political scientist Paul Frissen proposed that a number of countries (he
pointed to the Netherlands) are caught between a cramp of control and a cramp
of conformity. The cramp of control arises from the modernist, technocratic
dream of a society that is rationally designed, and where all risks and
contingencies are under control. The cramp of conformity arises from a romantic
populism of national spirit and culture that are to be kept pure and
uncontaminated by foreign influence.
This is a
disastrous situation. Especially for a country (such as the Netherlands) that
used to derive its strength from pragmatic improvisation and tolerance of the

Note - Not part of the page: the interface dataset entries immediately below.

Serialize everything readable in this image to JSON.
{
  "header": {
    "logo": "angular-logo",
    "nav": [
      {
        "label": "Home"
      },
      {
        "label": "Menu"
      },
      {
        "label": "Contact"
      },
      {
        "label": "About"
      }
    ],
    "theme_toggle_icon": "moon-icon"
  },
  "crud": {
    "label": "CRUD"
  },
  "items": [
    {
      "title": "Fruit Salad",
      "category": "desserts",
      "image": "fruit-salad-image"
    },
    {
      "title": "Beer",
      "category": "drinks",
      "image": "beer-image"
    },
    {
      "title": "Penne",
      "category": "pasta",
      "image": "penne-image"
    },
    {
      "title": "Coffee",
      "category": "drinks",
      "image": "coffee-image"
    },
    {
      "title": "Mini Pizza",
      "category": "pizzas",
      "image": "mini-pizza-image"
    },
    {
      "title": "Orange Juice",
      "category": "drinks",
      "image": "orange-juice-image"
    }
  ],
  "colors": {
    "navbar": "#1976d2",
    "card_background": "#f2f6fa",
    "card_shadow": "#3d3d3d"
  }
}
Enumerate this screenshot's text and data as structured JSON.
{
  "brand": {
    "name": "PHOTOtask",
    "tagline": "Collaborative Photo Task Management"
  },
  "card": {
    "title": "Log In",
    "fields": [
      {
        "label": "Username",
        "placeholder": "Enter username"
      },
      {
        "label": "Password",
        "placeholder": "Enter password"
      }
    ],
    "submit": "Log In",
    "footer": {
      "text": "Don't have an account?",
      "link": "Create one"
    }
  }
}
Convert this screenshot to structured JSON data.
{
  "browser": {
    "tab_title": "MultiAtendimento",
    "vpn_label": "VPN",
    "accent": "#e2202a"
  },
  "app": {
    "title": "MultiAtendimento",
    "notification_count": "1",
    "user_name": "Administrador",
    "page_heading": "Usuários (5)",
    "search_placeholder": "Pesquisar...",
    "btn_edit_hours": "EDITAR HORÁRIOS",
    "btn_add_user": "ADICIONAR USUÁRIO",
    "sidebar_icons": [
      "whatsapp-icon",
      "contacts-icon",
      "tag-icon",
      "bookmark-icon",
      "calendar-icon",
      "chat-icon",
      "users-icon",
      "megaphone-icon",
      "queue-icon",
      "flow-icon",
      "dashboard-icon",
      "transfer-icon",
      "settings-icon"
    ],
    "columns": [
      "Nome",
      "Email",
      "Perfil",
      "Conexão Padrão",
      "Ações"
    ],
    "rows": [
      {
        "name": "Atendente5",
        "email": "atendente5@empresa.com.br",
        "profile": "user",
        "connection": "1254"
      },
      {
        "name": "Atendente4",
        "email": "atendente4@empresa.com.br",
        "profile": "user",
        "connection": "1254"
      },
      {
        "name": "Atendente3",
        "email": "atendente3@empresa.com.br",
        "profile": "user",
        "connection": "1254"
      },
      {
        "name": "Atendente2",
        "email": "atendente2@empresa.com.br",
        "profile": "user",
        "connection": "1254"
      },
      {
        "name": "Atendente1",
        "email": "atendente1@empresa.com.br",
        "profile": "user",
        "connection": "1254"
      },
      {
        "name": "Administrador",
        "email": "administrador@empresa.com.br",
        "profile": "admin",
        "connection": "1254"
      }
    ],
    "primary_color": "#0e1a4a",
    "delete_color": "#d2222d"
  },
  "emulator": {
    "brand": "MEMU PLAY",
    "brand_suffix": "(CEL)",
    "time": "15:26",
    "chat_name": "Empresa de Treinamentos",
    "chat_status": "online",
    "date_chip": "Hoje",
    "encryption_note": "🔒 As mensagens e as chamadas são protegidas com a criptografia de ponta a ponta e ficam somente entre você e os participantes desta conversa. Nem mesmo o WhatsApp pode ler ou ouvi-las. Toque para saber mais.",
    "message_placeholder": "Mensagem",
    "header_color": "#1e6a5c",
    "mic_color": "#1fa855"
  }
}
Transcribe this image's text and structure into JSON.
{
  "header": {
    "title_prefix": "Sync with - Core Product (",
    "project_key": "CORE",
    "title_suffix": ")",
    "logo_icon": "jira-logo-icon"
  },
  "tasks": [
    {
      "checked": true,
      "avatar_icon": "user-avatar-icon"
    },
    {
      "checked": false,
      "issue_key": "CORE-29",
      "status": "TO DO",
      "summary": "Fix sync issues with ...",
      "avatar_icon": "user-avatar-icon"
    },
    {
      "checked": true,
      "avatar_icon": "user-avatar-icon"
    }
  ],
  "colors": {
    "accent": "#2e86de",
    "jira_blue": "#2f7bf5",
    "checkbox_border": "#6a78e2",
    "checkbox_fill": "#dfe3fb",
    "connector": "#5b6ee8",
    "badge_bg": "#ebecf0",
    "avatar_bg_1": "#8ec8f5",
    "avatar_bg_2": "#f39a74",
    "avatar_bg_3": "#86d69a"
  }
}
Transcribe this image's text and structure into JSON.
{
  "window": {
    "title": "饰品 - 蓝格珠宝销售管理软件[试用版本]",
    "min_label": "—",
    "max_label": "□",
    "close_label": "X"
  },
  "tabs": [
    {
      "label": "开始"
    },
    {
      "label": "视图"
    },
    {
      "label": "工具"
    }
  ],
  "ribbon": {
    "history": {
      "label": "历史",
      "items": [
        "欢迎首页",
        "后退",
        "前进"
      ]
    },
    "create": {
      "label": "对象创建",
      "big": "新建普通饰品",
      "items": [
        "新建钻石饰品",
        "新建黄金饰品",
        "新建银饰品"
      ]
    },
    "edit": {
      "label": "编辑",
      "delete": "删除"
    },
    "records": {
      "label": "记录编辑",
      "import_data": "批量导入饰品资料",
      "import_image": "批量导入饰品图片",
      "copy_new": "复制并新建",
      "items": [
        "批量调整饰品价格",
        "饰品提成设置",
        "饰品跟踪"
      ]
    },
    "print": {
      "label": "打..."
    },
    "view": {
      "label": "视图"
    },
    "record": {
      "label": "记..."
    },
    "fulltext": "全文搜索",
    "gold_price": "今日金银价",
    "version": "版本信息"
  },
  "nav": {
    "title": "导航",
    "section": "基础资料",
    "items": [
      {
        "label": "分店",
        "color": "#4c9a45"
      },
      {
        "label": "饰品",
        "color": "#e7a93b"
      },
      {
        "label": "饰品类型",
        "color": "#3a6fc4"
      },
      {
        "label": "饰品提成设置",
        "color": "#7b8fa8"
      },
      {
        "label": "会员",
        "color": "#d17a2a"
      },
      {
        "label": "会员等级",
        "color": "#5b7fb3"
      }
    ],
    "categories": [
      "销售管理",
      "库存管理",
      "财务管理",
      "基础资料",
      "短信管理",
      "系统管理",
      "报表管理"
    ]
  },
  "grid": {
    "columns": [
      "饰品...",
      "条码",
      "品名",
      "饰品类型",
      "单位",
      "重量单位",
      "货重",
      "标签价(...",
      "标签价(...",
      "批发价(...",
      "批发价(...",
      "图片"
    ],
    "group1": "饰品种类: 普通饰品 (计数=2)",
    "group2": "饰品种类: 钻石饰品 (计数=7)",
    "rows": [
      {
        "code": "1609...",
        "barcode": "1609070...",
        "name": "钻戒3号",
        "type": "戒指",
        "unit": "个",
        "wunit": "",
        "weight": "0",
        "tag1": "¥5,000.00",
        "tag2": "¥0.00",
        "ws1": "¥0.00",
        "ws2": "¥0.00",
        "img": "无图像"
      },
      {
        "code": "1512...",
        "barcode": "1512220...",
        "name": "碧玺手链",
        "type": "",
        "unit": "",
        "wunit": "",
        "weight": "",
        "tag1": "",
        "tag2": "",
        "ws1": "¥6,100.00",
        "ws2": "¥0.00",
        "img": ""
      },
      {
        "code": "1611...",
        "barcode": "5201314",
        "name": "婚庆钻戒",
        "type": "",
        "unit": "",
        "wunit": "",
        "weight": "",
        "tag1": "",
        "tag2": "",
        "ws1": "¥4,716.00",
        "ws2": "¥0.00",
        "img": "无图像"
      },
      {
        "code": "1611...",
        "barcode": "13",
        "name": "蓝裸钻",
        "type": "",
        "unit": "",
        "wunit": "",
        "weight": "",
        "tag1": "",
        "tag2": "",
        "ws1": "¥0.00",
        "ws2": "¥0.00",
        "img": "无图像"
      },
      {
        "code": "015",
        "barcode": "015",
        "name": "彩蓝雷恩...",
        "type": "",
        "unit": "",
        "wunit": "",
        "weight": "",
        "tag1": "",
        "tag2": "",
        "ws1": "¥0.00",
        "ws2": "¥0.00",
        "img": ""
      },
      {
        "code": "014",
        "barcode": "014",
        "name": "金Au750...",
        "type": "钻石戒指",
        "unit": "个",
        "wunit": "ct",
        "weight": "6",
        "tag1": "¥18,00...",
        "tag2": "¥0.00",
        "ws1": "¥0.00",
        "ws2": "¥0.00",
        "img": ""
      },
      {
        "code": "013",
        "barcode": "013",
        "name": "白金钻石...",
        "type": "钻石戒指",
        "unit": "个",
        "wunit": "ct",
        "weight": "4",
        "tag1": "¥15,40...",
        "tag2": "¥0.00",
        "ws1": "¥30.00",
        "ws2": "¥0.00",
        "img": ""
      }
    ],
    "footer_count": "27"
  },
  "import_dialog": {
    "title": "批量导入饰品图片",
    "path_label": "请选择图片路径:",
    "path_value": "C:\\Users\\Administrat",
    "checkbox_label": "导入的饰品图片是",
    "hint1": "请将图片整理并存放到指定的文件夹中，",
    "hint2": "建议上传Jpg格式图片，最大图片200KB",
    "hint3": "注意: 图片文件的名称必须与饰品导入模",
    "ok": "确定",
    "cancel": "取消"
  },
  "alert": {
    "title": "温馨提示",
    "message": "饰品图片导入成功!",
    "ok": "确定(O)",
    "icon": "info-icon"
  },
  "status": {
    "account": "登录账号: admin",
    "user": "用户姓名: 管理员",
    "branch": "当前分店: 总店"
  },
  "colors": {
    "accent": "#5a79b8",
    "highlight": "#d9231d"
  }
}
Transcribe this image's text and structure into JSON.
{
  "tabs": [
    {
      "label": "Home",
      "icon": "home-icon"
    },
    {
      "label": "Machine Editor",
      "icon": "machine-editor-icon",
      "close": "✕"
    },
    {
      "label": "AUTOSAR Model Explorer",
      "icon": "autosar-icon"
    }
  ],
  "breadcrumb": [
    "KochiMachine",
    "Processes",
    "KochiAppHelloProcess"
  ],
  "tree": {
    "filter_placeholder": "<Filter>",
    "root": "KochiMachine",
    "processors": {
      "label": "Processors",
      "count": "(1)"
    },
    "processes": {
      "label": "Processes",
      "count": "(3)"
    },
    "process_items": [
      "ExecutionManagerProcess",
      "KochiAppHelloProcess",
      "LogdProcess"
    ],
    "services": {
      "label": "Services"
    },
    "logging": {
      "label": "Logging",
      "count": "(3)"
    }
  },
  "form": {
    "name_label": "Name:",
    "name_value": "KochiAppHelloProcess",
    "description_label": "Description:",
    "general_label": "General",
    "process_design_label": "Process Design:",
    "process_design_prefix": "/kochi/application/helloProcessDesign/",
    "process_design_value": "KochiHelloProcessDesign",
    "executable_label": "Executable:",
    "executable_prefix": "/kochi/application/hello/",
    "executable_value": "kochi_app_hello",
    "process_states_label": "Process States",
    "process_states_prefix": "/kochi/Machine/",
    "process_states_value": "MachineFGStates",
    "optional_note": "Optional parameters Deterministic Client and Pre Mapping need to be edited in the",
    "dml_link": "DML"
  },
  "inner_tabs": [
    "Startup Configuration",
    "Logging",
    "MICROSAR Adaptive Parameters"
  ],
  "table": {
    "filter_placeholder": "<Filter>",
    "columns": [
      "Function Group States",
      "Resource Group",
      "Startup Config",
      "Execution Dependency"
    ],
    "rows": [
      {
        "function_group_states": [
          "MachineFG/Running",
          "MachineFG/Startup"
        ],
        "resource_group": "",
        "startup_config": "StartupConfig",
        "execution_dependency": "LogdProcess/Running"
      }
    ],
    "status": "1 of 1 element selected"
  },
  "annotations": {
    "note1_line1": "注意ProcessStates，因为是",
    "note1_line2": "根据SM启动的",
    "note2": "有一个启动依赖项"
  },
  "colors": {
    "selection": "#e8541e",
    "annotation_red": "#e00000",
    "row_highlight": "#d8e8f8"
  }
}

foreign. Attempts to eliminate risk yield a glut of regulations and restrictions
that squeeze out all room for novelty and creativity, and produce an
explosion of cost. Xenophobic elimination of difference kills the variety that
is a source of novelty and creativity. Together, risk avoidance and
xenophobia suffocate society. The first halts breathing and the second takes
away the oxygen.
How to get
away from this? How to regain room and incentives for risk taking and variety?
Those are precisely virtues of markets. I am deeply critical of market
ideology, but instead of eliminating markets, if anyone were to plead for that,
I advocate to harness their power while bending it and preventing perversities.
blog I discuss economics and markets. I argue that the core virtues of markets
are that they allow for and utilize diversity, variety of local ideas and
initiatives, while efficiently selecting out ventures that are not viable. This
selection of course entails risk of failure, the risk of entrepreneurship. Not
many people would want to take such risks, but entrepreneurs do. The virtue of
markets is that they privatize risk. Risk are not imposed on unwilling
taxpayers but on entrepreneurs, who take them voluntarily. But then they must
be allowed to reap the advantages of profits when those occur, at least up to a
point. And obstacles from institutions and vested interests must be eliminated
to give them room.
perverse effect of markets, the conduct of bankers led to the reverse, the
socialization of risk: private risks of banks were hived onto the public.
complications. Entrepreneurial innovation entails creative destruction, eliminating
old technologies, industries, skills and employment. Unjust consequences for
the victims are to be compensated by schemes of re-training and of social
security for those who cannot catch up.
This is my
not so new plea for an apparently neglected combination of markets and social
security, in a society that is open to diversity and to risk and compensates
for the latter’s injustices when those arise. We had that to some extent in
past capitalism, but have somehow lost it.